Children prescribed ADHD medication unnecessarily, study claims

Children prescribed ADHD medication unnecessarily, study claims

One in 20 children in Ireland are affected by ADHD, with boys at an increased risk of developing the disorder.

A new study by NUI Maynooth also reveals there's been a 60% increase in the prescription of drugs for children with Attention Deficit Hyperactivity Disorder in the past six years.

The university's Archway programme is trying to prevent and treat behavioural problems in children without the need for medication.

"For over 40% of children involved in the study, the programme ... brought their behaviour back to a normative level," said Chief Executive Aideen O'Donohue.

"It would seem by the number of prescriptions that we're writing at the moment – which has gone up by over 60% in the last five years – that a lot of children are being offered medication when there may be an alternative for them."


More in this Section

Boil water notice for 500 people in LimerickBoil water notice for 500 people in Limerick

Government willing to go 'as far as it takes' to defend position on Public Services CardGovernment willing to go 'as far as it takes' to defend position on Public Services Card
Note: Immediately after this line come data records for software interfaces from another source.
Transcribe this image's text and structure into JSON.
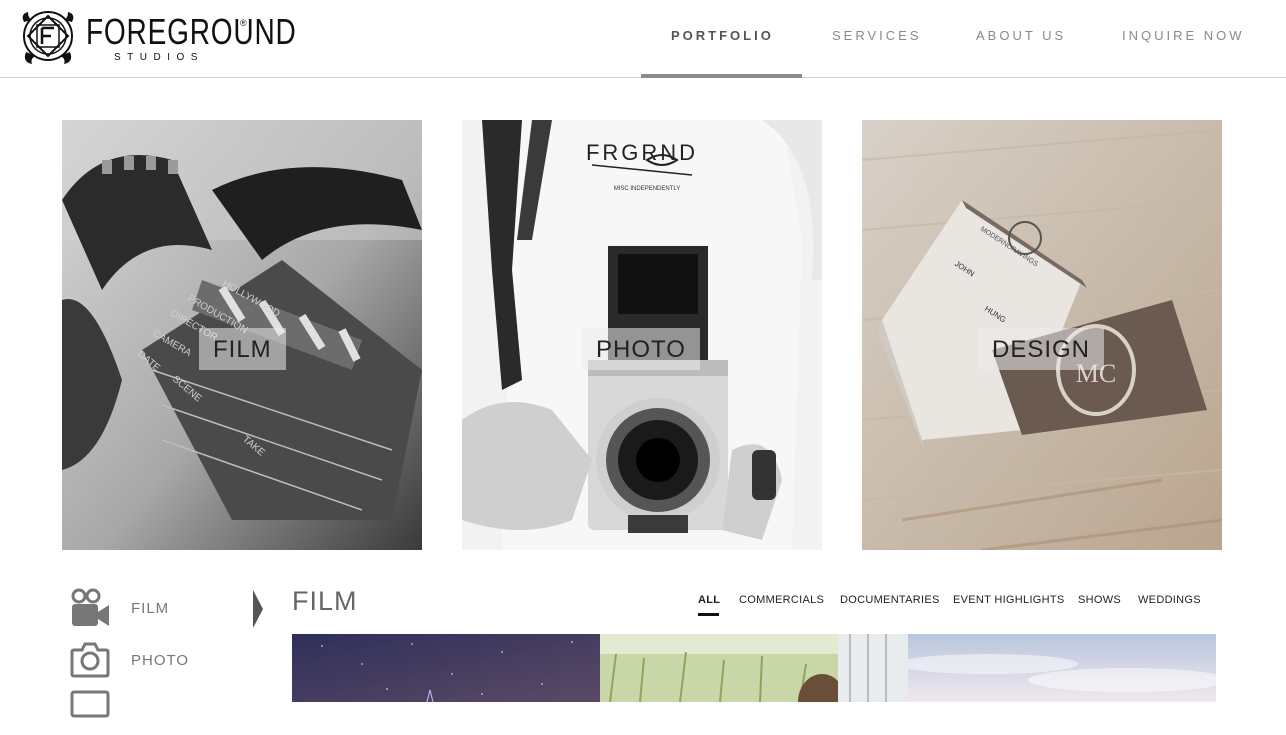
{
  "brand": {
    "name": "FOREGROUND",
    "registered": "®",
    "subtitle": "STUDIOS"
  },
  "nav": {
    "items": [
      {
        "label": "PORTFOLIO",
        "active": true
      },
      {
        "label": "SERVICES",
        "active": false
      },
      {
        "label": "ABOUT US",
        "active": false
      },
      {
        "label": "INQUIRE NOW",
        "active": false
      }
    ]
  },
  "categories": [
    {
      "label": "FILM"
    },
    {
      "label": "PHOTO"
    },
    {
      "label": "DESIGN"
    }
  ],
  "sidebar": {
    "items": [
      {
        "label": "FILM",
        "icon": "video-camera-icon"
      },
      {
        "label": "PHOTO",
        "icon": "camera-icon"
      },
      {
        "label": "",
        "icon": "monitor-icon"
      }
    ]
  },
  "section": {
    "title": "FILM",
    "filters": [
      {
        "label": "ALL",
        "active": true
      },
      {
        "label": "COMMERCIALS",
        "active": false
      },
      {
        "label": "DOCUMENTARIES",
        "active": false
      },
      {
        "label": "EVENT HIGHLIGHTS",
        "active": false
      },
      {
        "label": "SHOWS",
        "active": false
      },
      {
        "label": "WEDDINGS",
        "active": false
      }
    ]
  },
  "photo_text": {
    "shirt_print": "FRGRND",
    "shirt_tagline": "MISC INDEPENDENTLY",
    "clapper": [
      "HOLLYWOOD",
      "PRODUCTION",
      "DIRECTOR",
      "CAMERA",
      "DATE",
      "SCENE",
      "TAKE"
    ],
    "card_brand": "MODERNCRAVINGS",
    "card_names": [
      "JOHN",
      "HUNG"
    ],
    "card_monogram": "MC"
  },
  "colors": {
    "nav_active": "#555555",
    "nav_inactive": "#8a8a8a",
    "underline": "#8a8a8a"
  }
}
Ross to talk with UK government about Rosslare Harbour ownershipRoss to talk with UK government about Rosslare Harbour ownership

Gardaí warn car owners to lock vehicles following spree of break-insGardaí warn car owners to lock vehicles following spree of break-ins


Lifestyle

Low blood pressure, or hypotension, can occur for a few reasons.Natural health: I'm seven months pregnant and have low blood pressure; I have psorasis due to work pressure

Almost every year, at about this time, loaves of beautifully packaged Panettone start appearing in delicatessen shops.Michelle Darmody: It's the time of the year for Panettone

It can be difficult to diagnose early.World Pancreatic Cancer Day: The signs to look out for

With flights resuming to the world famous Egyptian resort, now is the time to go, says Sarah Marshall.This is why you should be diving in Sharm el-Sheikh in 2020

More From The Irish Examiner